The name calling, damage to election signs and outrage from all camps has drowned out sober debate.

While we expect political campaigns to be hard fought and a little mud-slinging is par for any election, the public scrutiny of the candidates and election platforms has become too partisan to be productive.

Everyone has a party they support and a platform they agree with more than others, but the blind faith that seems to exist in people whether they support the NDP or UCP is frankly dangerous.

No party is above reproach and criticism no matter how much disdain is held for their opponent. It is the public's responsibility to hold elected officials to account and that is impossible with the level of identity politics that is currently being displayed by so many people.

This level of division is commonly seen when there is a perceived crisis or threat to certain demographics – in this case Alberta's sluggish economy, at least compared to what the province is used to. There has also been a high degree of social change in the province due to shifting demographics, which some people find threatening. The latter is harder to understand considering diversity and inclusion is something we should be working toward.

Amy Chua, a Jr. Professor of Law at Yale Law School, writes about this phenomenon in her book Political Tribes describing the divisiveness of politics in these situations as tribal politics.

She writes, "When groups feel threatened, they retreat into tribalism. When groups feel mistreated and disrespected, they close ranks and become more insular, more defensive, more punitive, more us-versus-them."

As a result, anything that questions the views of the tribe  is dismissed and sometimes vehemently or violently attacked. This concept is not unique to the right or the left and is equally as dangerous regardless of political spectrum.

Passion for politics and wanting what is best for the province are two things every voter should have, but tribalism is actually polar to those concepts.

In fact, the level of blind support and echo-chamber-style discussion that results from tribal views can act in opposition to electing a government that is best for the province and instead elects one that is just best for a few.

Unfortunately, with the way parties have leaned farther and farther to the extremes of their political views, it can be difficult to find a balance that would truly work for most. The results of that can be seen at the federal level, where power continues to flip between the Liberals and Conservatives – systems tend to strive toward balance.
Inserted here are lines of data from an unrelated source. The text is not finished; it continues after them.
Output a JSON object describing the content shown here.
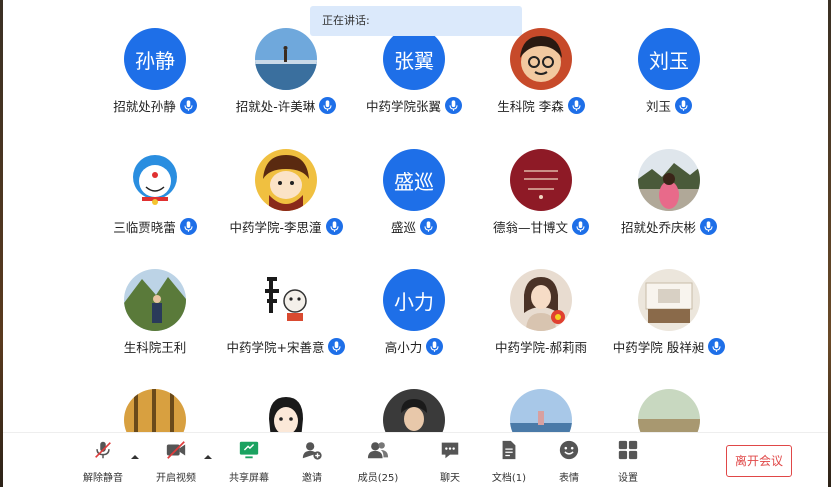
{
  "speaking_label": "正在讲话:",
  "participants": [
    {
      "name": "招就处孙静",
      "avatar_text": "孙静"
    },
    {
      "name": "招就处-许美琳"
    },
    {
      "name": "中药学院张翼",
      "avatar_text": "张翼"
    },
    {
      "name": "生科院 李森"
    },
    {
      "name": "刘玉",
      "avatar_text": "刘玉"
    },
    {
      "name": "三临贾晓蕾"
    },
    {
      "name": "中药学院-李思潼"
    },
    {
      "name": "盛巡",
      "avatar_text": "盛巡"
    },
    {
      "name": "德翁—甘博文"
    },
    {
      "name": "招就处乔庆彬"
    },
    {
      "name": "生科院王利"
    },
    {
      "name": "中药学院+宋善意"
    },
    {
      "name": "高小力",
      "avatar_text": "小力"
    },
    {
      "name": "中药学院-郝莉雨"
    },
    {
      "name": "中药学院 殷祥昶"
    },
    {
      "name": ""
    },
    {
      "name": ""
    },
    {
      "name": ""
    },
    {
      "name": ""
    },
    {
      "name": ""
    }
  ],
  "toolbar": {
    "unmute": "解除静音",
    "start_video": "开启视频",
    "share_screen": "共享屏幕",
    "invite": "邀请",
    "members": "成员(25)",
    "chat": "聊天",
    "docs": "文档(1)",
    "emoji": "表情",
    "settings": "设置",
    "leave": "离开会议"
  },
  "colors": {
    "accent": "#1e6fe8",
    "leave": "#e04848",
    "speaking_bg": "#dbe9fb",
    "share_green": "#1aa260"
  }
}
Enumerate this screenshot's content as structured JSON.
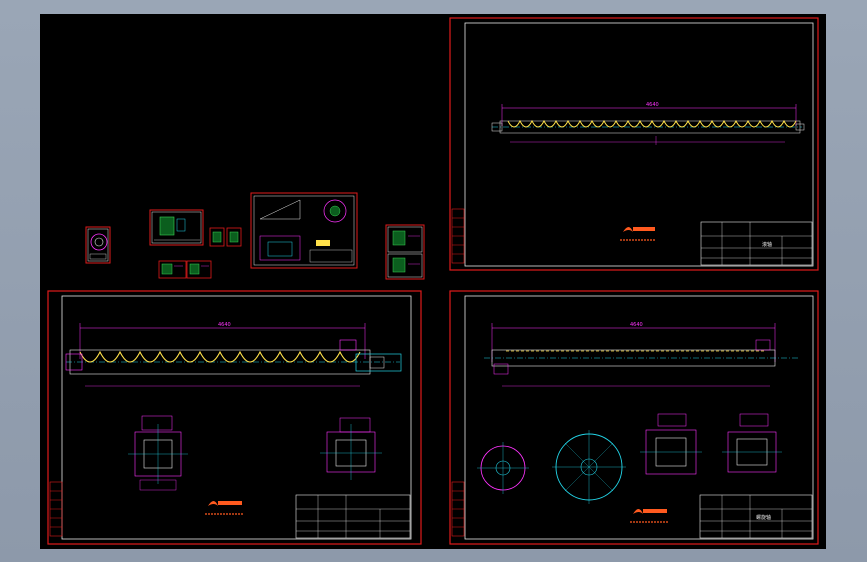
{
  "sheets": {
    "top_right": {
      "label": "滚轴",
      "dimension_total": "4640"
    },
    "bottom_left": {
      "dimension_total": "4640"
    },
    "bottom_right": {
      "dimension_total": "4640",
      "label": "螺旋轴"
    }
  },
  "colors": {
    "viewport": "#000000",
    "frame": "#e01b1b",
    "inner_border": "#e8e8e8",
    "dimension": "#ff33ff",
    "helix": "#ffe14a",
    "centerline": "#22d3e6"
  }
}
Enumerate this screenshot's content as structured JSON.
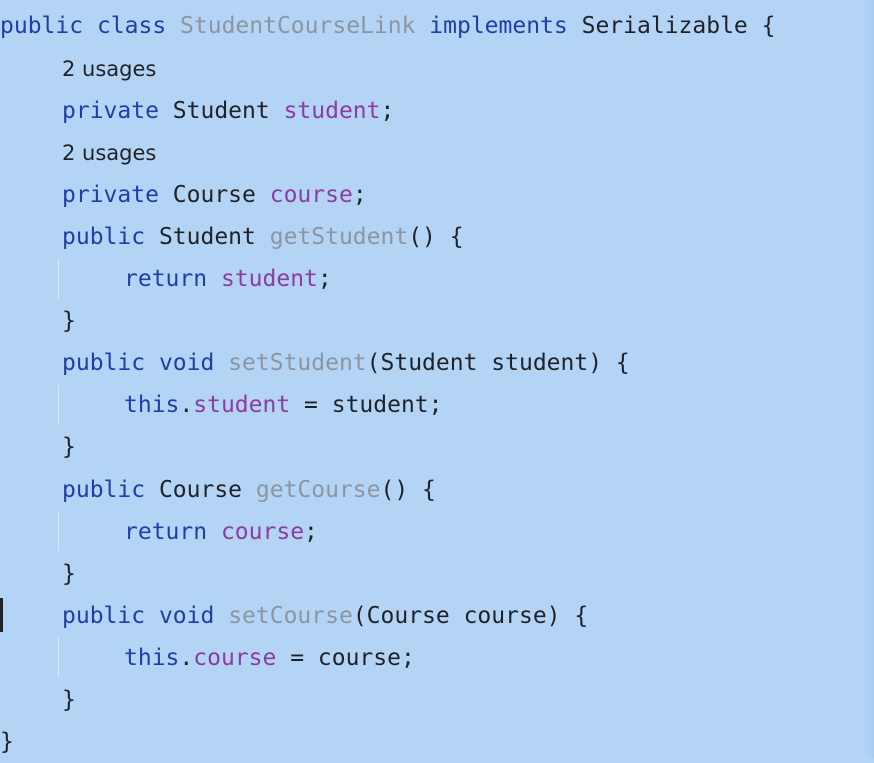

It is time to stop dismissing opposing views out of hand and time to consider that a balance of all views will be what is best for Alberta.

At the very least, we will have a province that doesn't divide neighbours against neighbours and families against families.